Content starts

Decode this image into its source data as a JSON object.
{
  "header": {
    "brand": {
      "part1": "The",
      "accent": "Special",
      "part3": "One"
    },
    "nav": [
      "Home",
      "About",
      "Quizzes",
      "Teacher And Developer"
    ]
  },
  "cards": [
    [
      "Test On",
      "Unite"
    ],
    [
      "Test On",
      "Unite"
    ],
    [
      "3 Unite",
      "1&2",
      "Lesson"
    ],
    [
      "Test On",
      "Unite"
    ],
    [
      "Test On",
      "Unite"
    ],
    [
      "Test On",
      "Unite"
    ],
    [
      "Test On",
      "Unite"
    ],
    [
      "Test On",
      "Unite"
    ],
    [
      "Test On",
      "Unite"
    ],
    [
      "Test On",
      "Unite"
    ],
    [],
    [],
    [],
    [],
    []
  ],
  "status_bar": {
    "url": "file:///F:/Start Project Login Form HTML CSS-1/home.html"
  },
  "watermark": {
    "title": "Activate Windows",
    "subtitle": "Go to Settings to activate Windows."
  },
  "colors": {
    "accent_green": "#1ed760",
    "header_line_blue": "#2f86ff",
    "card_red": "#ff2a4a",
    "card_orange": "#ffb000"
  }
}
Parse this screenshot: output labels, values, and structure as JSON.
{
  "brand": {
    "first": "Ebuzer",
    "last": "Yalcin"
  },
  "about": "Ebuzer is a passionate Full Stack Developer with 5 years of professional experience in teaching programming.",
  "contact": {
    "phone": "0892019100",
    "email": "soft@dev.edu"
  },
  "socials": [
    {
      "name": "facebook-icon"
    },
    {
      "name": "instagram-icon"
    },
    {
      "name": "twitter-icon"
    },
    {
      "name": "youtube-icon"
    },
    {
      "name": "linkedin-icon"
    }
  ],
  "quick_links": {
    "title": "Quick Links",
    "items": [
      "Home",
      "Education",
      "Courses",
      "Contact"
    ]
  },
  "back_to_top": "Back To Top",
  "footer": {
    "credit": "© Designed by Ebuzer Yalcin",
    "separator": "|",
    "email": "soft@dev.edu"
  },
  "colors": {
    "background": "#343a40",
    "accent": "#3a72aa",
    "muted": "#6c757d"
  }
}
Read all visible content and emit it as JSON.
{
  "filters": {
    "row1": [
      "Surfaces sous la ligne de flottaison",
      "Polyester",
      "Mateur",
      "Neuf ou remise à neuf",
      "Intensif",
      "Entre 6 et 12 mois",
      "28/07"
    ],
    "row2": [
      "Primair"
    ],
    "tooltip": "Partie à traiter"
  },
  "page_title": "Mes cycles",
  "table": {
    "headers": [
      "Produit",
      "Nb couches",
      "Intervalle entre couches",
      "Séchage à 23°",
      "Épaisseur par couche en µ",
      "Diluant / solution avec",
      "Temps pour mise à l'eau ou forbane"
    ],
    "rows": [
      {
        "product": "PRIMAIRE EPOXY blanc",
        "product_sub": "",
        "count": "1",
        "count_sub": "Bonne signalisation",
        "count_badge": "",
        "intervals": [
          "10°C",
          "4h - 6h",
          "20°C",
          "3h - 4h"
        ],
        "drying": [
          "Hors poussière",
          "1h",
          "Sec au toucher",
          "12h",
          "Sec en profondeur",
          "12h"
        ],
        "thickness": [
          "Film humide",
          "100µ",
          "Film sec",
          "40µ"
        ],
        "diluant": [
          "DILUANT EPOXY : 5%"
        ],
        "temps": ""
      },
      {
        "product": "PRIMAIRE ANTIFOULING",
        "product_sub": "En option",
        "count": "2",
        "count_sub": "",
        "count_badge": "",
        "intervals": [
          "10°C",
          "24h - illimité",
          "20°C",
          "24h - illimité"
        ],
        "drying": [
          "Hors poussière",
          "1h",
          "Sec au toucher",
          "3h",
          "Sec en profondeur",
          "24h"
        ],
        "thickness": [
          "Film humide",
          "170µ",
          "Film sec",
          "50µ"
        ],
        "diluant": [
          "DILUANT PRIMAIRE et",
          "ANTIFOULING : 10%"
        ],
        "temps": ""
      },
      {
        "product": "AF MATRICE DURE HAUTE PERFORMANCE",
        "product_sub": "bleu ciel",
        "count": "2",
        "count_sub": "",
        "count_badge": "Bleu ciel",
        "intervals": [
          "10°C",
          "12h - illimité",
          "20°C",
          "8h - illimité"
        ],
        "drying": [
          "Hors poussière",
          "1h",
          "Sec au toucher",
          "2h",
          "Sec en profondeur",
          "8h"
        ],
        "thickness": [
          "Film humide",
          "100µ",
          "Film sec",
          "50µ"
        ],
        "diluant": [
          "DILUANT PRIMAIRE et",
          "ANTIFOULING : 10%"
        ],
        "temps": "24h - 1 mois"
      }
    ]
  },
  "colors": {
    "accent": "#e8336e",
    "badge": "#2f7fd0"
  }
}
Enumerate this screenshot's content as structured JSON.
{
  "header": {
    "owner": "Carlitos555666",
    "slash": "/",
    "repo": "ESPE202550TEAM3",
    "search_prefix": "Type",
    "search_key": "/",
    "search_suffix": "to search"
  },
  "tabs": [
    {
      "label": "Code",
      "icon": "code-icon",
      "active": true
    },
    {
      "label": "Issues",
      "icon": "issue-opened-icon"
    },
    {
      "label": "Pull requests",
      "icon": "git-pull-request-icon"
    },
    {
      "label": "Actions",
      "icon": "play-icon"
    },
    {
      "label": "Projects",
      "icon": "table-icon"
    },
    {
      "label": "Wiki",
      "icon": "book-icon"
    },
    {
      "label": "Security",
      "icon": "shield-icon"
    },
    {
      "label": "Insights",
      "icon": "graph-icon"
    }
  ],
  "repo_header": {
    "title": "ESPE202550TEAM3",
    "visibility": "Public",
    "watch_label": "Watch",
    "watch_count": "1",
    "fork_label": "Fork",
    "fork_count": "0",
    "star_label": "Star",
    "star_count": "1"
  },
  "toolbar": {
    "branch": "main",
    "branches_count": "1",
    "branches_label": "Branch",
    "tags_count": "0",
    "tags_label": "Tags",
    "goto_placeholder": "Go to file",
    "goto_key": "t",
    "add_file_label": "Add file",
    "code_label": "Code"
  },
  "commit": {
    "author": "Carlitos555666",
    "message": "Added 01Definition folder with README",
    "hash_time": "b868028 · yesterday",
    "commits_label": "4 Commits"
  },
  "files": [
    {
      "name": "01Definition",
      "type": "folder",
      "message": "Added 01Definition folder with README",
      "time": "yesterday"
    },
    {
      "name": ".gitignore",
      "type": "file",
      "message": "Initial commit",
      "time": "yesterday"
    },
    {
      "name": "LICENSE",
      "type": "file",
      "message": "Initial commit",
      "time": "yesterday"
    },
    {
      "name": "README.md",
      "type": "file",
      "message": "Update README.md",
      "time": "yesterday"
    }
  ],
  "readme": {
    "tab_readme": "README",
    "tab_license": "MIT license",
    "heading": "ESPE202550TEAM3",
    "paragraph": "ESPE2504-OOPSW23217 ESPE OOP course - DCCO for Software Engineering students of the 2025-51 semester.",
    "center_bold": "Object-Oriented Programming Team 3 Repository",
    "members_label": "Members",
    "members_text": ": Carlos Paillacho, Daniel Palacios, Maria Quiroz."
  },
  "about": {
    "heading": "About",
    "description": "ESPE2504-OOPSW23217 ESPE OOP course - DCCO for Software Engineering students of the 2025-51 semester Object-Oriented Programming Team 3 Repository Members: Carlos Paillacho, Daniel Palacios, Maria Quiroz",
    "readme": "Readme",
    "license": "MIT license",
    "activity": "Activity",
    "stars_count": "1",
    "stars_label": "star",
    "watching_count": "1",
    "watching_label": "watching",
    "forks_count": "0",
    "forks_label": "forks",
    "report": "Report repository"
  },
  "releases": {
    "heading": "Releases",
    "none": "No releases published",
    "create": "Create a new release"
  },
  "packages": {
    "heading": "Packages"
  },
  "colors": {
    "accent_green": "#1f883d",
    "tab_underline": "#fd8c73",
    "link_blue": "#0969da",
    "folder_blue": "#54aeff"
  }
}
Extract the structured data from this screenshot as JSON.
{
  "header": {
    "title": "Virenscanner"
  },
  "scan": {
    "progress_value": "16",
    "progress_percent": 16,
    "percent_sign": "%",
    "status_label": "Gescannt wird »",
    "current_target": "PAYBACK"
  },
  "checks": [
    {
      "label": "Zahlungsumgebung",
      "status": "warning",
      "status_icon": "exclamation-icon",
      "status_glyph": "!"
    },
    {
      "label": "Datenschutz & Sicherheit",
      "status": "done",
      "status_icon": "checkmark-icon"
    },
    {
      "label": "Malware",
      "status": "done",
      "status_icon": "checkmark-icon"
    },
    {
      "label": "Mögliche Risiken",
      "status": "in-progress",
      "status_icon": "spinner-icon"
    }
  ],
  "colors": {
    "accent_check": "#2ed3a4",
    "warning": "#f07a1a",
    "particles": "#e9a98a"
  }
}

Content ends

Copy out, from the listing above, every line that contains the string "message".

### [OUTPUT]
    "message": "Added 01Definition folder with README",
      "message": "Added 01Definition folder with README",
      "message": "Initial commit",
      "message": "Initial commit",
      "message": "Update README.md",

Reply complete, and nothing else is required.